By far the most efficient solar panels available in 2019 still use the premium high purity N-type IBC cells manufactured by SunPower and LG , however these panels also come at a premium price. As highlighted in the table below most other manufacturers have moved from poly and standard mono to the more efficient mono PERC and half-cut mono PERC cells.
The most efficient solar panels from the top 10 leading manufacturers*
SunPower - Maxeon 3 400W - 22.6%
LG - Neon R 370W - 21.4%
REC - N-Peak Series 330W - 19.8%
Qcells - Q.Peak Duo 330W - 19.8%
Winaico - WSP-MX 335W - 19.4%
Jinko Solar - Eagle 60M 325W - 19.3%
JA Solar - JAM60S03 325W - 19.3%
Longi Solar - LR6-60HPH 320W - 19.3%

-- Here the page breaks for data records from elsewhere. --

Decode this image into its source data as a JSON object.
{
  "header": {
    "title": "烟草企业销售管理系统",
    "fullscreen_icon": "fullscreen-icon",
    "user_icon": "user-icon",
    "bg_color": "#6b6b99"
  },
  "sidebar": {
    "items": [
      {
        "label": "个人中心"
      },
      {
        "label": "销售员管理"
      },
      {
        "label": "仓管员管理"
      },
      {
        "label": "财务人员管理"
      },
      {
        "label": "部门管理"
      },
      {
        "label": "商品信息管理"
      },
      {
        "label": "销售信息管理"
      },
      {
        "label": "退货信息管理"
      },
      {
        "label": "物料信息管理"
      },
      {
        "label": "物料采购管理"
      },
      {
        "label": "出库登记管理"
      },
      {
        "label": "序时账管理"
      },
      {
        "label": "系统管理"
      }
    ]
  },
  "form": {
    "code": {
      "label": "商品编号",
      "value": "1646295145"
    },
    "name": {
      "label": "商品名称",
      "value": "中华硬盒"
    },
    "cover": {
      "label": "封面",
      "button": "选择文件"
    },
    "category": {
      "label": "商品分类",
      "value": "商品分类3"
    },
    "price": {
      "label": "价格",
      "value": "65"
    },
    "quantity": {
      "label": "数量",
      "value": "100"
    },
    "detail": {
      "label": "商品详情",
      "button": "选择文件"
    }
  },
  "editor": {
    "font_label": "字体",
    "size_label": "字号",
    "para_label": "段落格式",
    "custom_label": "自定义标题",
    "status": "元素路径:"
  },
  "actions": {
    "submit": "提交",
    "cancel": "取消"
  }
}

Phono Solar - Twin plus 320W - 19.3%
Trina Solar - Honey M plus 315W - 19.2%
* Based on standard 60 (120) or 96 cell residential panels available in March 2019, models and specifications may vary depending on country.
Cost Vs Efficiency

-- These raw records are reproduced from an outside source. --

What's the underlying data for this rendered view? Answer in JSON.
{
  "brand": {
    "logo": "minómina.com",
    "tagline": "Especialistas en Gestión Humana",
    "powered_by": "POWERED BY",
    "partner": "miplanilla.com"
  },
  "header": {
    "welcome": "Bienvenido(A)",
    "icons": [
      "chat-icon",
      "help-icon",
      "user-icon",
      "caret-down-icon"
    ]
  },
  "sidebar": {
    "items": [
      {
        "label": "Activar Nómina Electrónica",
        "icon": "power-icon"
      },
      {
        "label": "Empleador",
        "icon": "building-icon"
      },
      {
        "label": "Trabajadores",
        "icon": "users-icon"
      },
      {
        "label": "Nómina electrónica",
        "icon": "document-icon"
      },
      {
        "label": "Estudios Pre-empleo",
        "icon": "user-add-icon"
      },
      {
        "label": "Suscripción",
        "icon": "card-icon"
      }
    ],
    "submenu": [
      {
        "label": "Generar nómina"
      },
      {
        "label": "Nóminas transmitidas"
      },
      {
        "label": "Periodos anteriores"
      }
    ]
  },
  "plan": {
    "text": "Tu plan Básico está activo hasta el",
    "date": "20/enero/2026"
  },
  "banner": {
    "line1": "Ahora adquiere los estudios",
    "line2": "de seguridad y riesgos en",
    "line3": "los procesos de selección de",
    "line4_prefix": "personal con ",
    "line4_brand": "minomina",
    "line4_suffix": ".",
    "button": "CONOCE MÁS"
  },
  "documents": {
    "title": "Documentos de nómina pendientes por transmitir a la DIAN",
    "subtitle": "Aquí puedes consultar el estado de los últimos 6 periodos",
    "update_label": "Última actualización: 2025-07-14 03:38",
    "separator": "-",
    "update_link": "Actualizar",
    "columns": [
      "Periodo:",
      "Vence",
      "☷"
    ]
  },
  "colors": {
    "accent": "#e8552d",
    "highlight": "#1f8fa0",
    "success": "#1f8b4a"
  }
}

All manufacturers produce a range of panels with different efficiency ratings depending on the silicon type used and whether they incorporate PERC, multi busbar or other cell technologies. Very efficient panels above 20% are generally much more expensive, so if cost is a major limitation it would be better suited to locations with limited mounting space, otherwise you can pay a premium for the same power capacity which could be achieved by using 1 or 2 additional panels. However high efficiency panels using N-type cells are very high quality and will almost always outperform and outlast lower efficiency panels due to lower degradation rates, so the extra cost is usually well worth it in the long term.
Example a high efficiency 330W panel could cost $300 or more while a common 285W panel typically cost closer to $180. With both made by the same manufacturer, this equates to roughly $0.60 per Watt compared to $0.90 per Watt. Although in the case the leading manufacturers such as LG, Sunpower, Winaico and REC the more expensive panels have higher performance, lower degradation rates and generally come with a longer 'manufacturer' warranty period, so it is often a very wise investment.

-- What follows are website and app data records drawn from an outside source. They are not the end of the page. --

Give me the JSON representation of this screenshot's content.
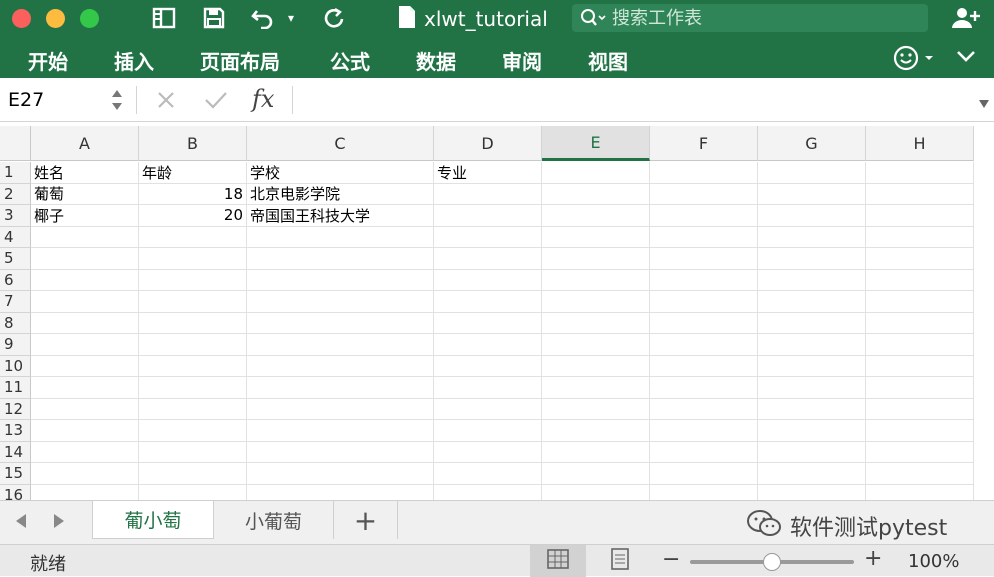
{
  "window": {
    "title": "xlwt_tutorial"
  },
  "search": {
    "placeholder": "搜索工作表"
  },
  "ribbon": {
    "tabs": [
      "开始",
      "插入",
      "页面布局",
      "公式",
      "数据",
      "审阅",
      "视图"
    ]
  },
  "formula_bar": {
    "name_box": "E27",
    "fx_label": "fx",
    "formula": ""
  },
  "columns": [
    "A",
    "B",
    "C",
    "D",
    "E",
    "F",
    "G",
    "H"
  ],
  "selected_column": "E",
  "rows": [
    "1",
    "2",
    "3",
    "4",
    "5",
    "6",
    "7",
    "8",
    "9",
    "10",
    "11",
    "12",
    "13",
    "14",
    "15",
    "16"
  ],
  "cells": {
    "A1": "姓名",
    "B1": "年龄",
    "C1": "学校",
    "D1": "专业",
    "A2": "葡萄",
    "B2": "18",
    "C2": "北京电影学院",
    "A3": "椰子",
    "B3": "20",
    "C3": "帝国国王科技大学"
  },
  "sheets": [
    {
      "name": "葡小萄",
      "active": true
    },
    {
      "name": "小葡萄",
      "active": false
    }
  ],
  "add_sheet": "+",
  "watermark": "软件测试pytest",
  "status": {
    "text": "就绪",
    "zoom": "100%",
    "zoom_minus": "−",
    "zoom_plus": "+",
    "zoom_fraction": 0.5
  },
  "colors": {
    "accent": "#217346",
    "close": "#fc605c",
    "minimize": "#fdbc40",
    "maximize": "#34c84a"
  }
}
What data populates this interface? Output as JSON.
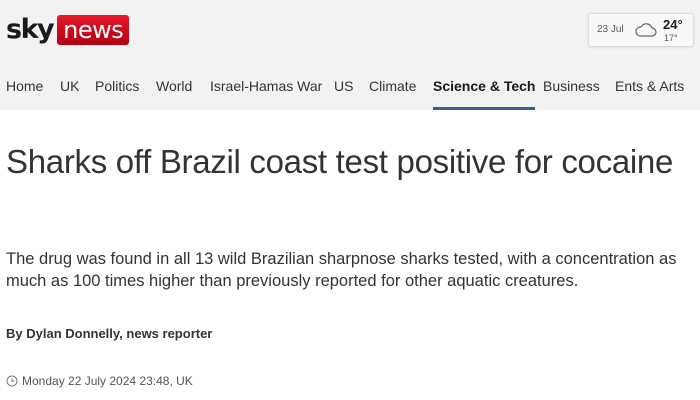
{
  "logo": {
    "sky": "sky",
    "news": "news"
  },
  "weather": {
    "date": "23 Jul",
    "icon": "cloud-icon",
    "high": "24°",
    "low": "17°"
  },
  "nav": {
    "items": [
      {
        "label": "Home"
      },
      {
        "label": "UK"
      },
      {
        "label": "Politics"
      },
      {
        "label": "World"
      },
      {
        "label": "Israel-Hamas War"
      },
      {
        "label": "US"
      },
      {
        "label": "Climate"
      },
      {
        "label": "Science & Tech",
        "active": true
      },
      {
        "label": "Business"
      },
      {
        "label": "Ents & Arts"
      }
    ]
  },
  "article": {
    "headline": "Sharks off Brazil coast test positive for cocaine",
    "standfirst": "The drug was found in all 13 wild Brazilian sharpnose sharks tested, with a concentration as much as 100 times higher than previously reported for other aquatic creatures.",
    "byline": "By Dylan Donnelly, news reporter",
    "timestamp": "Monday 22 July 2024 23:48, UK"
  },
  "colors": {
    "brand_red": "#e8192c",
    "nav_active_underline": "#3c5a9a",
    "header_bg": "#f2f2f2"
  }
}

Panel Size Vs Efficiency
Panel size is not directly related to efficiency as the larger panels generally use more cells to achieve greater power output. The two most common size panels use 60 cells or 72 cells, however a few manufacturers like SunPower produce 96 and 104 cell panels using smaller 5” cells. Most residential rooftop installations use the standard 6” square 60 cell panels while commercial systems and large scale solar farms mostly use the larger 72 cell panels. In North America many residential and commercial systems use the high efficiency 96 or 104 cell panels from SunPower or Panasonic.
60 cell panel : Approx width 1.0m x length 1.65m
72 cell panel : Approx width 1.0m x length 2.0m
96 cell panel: Approx width 1.05m x length 1.60m
A standard size 60 cell (1m x 1.6m) panel with 17-19% efficiency typically has a power rating of 290-310 Watts where as a panel with higher efficiency of the same size can produce up to 330W. As previously explained the most efficient panels use the high performance N-type IBC or Interdigitated Back Contact cells which can achieve up to 22% panel efficiency and generate an impressive 360 to 400 Watts.
The new generation half-cut or split cell modules have double the amount of cells at roughly the same size. A panel with 60 cells in half-cell format is doubled to 120, and 72 cells in half-cell format is 144 cells. The half cut cell configuration is slightly more efficient as the panel voltage is still roughly the same but the current is split between the to halves.
120 cell panel : Approx width 1.0m x length 1.65m
144 cell panel : Approx width 1.0m x length 2.0m